WHAT TO PRODUCE:
All of the data is to be printed again exactly as it appears.

(Data records for software interfaces)

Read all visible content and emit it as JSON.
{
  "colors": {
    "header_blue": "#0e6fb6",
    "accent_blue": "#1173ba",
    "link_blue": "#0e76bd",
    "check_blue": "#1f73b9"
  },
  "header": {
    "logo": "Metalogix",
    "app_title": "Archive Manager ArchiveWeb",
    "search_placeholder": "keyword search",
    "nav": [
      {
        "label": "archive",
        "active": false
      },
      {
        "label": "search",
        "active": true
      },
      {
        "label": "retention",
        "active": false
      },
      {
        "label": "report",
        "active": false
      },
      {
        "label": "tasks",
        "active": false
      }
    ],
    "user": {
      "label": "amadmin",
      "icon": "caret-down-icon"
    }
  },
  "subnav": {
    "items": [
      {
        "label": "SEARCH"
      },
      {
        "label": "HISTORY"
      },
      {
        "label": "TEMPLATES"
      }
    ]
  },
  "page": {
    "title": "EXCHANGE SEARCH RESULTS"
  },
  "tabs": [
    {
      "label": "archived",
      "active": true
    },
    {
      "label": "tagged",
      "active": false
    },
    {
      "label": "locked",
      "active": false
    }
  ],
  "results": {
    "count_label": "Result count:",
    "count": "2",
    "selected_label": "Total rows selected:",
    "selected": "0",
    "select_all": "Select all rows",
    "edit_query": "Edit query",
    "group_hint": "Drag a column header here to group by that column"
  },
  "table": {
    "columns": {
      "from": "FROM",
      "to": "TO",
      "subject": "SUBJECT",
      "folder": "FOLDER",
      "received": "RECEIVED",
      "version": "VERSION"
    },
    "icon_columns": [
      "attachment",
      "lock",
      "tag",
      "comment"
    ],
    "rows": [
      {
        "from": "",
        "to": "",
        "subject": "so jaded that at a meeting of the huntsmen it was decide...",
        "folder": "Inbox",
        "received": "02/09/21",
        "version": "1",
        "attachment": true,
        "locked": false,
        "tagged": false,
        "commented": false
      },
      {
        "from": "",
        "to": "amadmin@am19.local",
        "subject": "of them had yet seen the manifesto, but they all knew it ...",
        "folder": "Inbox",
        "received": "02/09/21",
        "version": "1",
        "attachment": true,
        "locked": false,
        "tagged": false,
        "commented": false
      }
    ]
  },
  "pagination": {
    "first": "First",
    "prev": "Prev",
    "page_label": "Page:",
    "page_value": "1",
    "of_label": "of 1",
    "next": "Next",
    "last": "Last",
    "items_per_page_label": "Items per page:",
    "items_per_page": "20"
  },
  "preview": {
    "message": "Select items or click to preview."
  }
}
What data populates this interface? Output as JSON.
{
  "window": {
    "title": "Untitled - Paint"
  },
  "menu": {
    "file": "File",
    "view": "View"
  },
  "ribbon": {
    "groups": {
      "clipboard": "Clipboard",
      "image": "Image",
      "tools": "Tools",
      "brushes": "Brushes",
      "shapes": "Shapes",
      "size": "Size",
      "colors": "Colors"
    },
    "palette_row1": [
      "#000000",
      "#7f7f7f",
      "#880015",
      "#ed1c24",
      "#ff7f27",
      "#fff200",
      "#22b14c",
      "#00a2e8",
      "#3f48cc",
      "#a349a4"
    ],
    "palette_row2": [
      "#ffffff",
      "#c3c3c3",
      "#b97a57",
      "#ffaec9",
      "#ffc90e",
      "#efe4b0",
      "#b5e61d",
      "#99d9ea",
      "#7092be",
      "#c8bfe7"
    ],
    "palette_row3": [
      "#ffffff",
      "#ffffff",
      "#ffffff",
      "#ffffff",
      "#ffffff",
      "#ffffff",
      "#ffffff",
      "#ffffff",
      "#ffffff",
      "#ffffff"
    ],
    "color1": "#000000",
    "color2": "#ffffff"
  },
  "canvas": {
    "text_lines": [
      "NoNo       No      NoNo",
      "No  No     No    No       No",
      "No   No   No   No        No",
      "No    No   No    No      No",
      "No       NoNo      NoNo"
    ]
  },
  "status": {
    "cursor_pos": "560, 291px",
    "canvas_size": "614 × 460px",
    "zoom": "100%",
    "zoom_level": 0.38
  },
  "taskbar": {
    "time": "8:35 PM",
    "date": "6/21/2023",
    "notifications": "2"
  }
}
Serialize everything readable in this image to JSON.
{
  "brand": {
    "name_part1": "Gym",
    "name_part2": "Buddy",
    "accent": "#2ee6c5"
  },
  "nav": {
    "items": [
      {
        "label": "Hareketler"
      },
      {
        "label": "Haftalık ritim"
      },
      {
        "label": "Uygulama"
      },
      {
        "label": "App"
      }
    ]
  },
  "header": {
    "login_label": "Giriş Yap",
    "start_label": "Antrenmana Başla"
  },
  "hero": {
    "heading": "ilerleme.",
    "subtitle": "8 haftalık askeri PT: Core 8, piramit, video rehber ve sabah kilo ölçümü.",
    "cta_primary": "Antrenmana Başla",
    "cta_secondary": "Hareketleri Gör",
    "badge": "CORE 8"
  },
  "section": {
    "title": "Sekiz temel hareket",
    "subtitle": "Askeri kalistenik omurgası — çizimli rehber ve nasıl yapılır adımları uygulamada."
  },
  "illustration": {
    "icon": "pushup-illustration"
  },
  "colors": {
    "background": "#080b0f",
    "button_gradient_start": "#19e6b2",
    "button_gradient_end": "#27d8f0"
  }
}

EXERCISE SOLUTION:
Read all visible content and emit it as JSON.
{
  "colors": {
    "header_blue": "#0e6fb6",
    "accent_blue": "#1173ba",
    "link_blue": "#0e76bd",
    "check_blue": "#1f73b9"
  },
  "header": {
    "logo": "Metalogix",
    "app_title": "Archive Manager ArchiveWeb",
    "search_placeholder": "keyword search",
    "nav": [
      {
        "label": "archive",
        "active": false
      },
      {
        "label": "search",
        "active": true
      },
      {
        "label": "retention",
        "active": false
      },
      {
        "label": "report",
        "active": false
      },
      {
        "label": "tasks",
        "active": false
      }
    ],
    "user": {
      "label": "amadmin",
      "icon": "caret-down-icon"
    }
  },
  "subnav": {
    "items": [
      {
        "label": "SEARCH"
      },
      {
        "label": "HISTORY"
      },
      {
        "label": "TEMPLATES"
      }
    ]
  },
  "page": {
    "title": "EXCHANGE SEARCH RESULTS"
  },
  "tabs": [
    {
      "label": "archived",
      "active": true
    },
    {
      "label": "tagged",
      "active": false
    },
    {
      "label": "locked",
      "active": false
    }
  ],
  "results": {
    "count_label": "Result count:",
    "count": "2",
    "selected_label": "Total rows selected:",
    "selected": "0",
    "select_all": "Select all rows",
    "edit_query": "Edit query",
    "group_hint": "Drag a column header here to group by that column"
  },
  "table": {
    "columns": {
      "from": "FROM",
      "to": "TO",
      "subject": "SUBJECT",
      "folder": "FOLDER",
      "received": "RECEIVED",
      "version": "VERSION"
    },
    "icon_columns": [
      "attachment",
      "lock",
      "tag",
      "comment"
    ],
    "rows": [
      {
        "from": "",
        "to": "",
        "subject": "so jaded that at a meeting of the huntsmen it was decide...",
        "folder": "Inbox",
        "received": "02/09/21",
        "version": "1",
        "attachment": true,
        "locked": false,
        "tagged": false,
        "commented": false
      },
      {
        "from": "",
        "to": "amadmin@am19.local",
        "subject": "of them had yet seen the manifesto, but they all knew it ...",
        "folder": "Inbox",
        "received": "02/09/21",
        "version": "1",
        "attachment": true,
        "locked": false,
        "tagged": false,
        "commented": false
      }
    ]
  },
  "pagination": {
    "first": "First",
    "prev": "Prev",
    "page_label": "Page:",
    "page_value": "1",
    "of_label": "of 1",
    "next": "Next",
    "last": "Last",
    "items_per_page_label": "Items per page:",
    "items_per_page": "20"
  },
  "preview": {
    "message": "Select items or click to preview."
  }
}
What data populates this interface? Output as JSON.
{
  "window": {
    "title": "Untitled - Paint"
  },
  "menu": {
    "file": "File",
    "view": "View"
  },
  "ribbon": {
    "groups": {
      "clipboard": "Clipboard",
      "image": "Image",
      "tools": "Tools",
      "brushes": "Brushes",
      "shapes": "Shapes",
      "size": "Size",
      "colors": "Colors"
    },
    "palette_row1": [
      "#000000",
      "#7f7f7f",
      "#880015",
      "#ed1c24",
      "#ff7f27",
      "#fff200",
      "#22b14c",
      "#00a2e8",
      "#3f48cc",
      "#a349a4"
    ],
    "palette_row2": [
      "#ffffff",
      "#c3c3c3",
      "#b97a57",
      "#ffaec9",
      "#ffc90e",
      "#efe4b0",
      "#b5e61d",
      "#99d9ea",
      "#7092be",
      "#c8bfe7"
    ],
    "palette_row3": [
      "#ffffff",
      "#ffffff",
      "#ffffff",
      "#ffffff",
      "#ffffff",
      "#ffffff",
      "#ffffff",
      "#ffffff",
      "#ffffff",
      "#ffffff"
    ],
    "color1": "#000000",
    "color2": "#ffffff"
  },
  "canvas": {
    "text_lines": [
      "NoNo       No      NoNo",
      "No  No     No    No       No",
      "No   No   No   No        No",
      "No    No   No    No      No",
      "No       NoNo      NoNo"
    ]
  },
  "status": {
    "cursor_pos": "560, 291px",
    "canvas_size": "614 × 460px",
    "zoom": "100%",
    "zoom_level": 0.38
  },
  "taskbar": {
    "time": "8:35 PM",
    "date": "6/21/2023",
    "notifications": "2"
  }
}
Serialize everything readable in this image to JSON.
{
  "brand": {
    "name_part1": "Gym",
    "name_part2": "Buddy",
    "accent": "#2ee6c5"
  },
  "nav": {
    "items": [
      {
        "label": "Hareketler"
      },
      {
        "label": "Haftalık ritim"
      },
      {
        "label": "Uygulama"
      },
      {
        "label": "App"
      }
    ]
  },
  "header": {
    "login_label": "Giriş Yap",
    "start_label": "Antrenmana Başla"
  },
  "hero": {
    "heading": "ilerleme.",
    "subtitle": "8 haftalık askeri PT: Core 8, piramit, video rehber ve sabah kilo ölçümü.",
    "cta_primary": "Antrenmana Başla",
    "cta_secondary": "Hareketleri Gör",
    "badge": "CORE 8"
  },
  "section": {
    "title": "Sekiz temel hareket",
    "subtitle": "Askeri kalistenik omurgası — çizimli rehber ve nasıl yapılır adımları uygulamada."
  },
  "illustration": {
    "icon": "pushup-illustration"
  },
  "colors": {
    "background": "#080b0f",
    "button_gradient_start": "#19e6b2",
    "button_gradient_end": "#27d8f0"
  }
}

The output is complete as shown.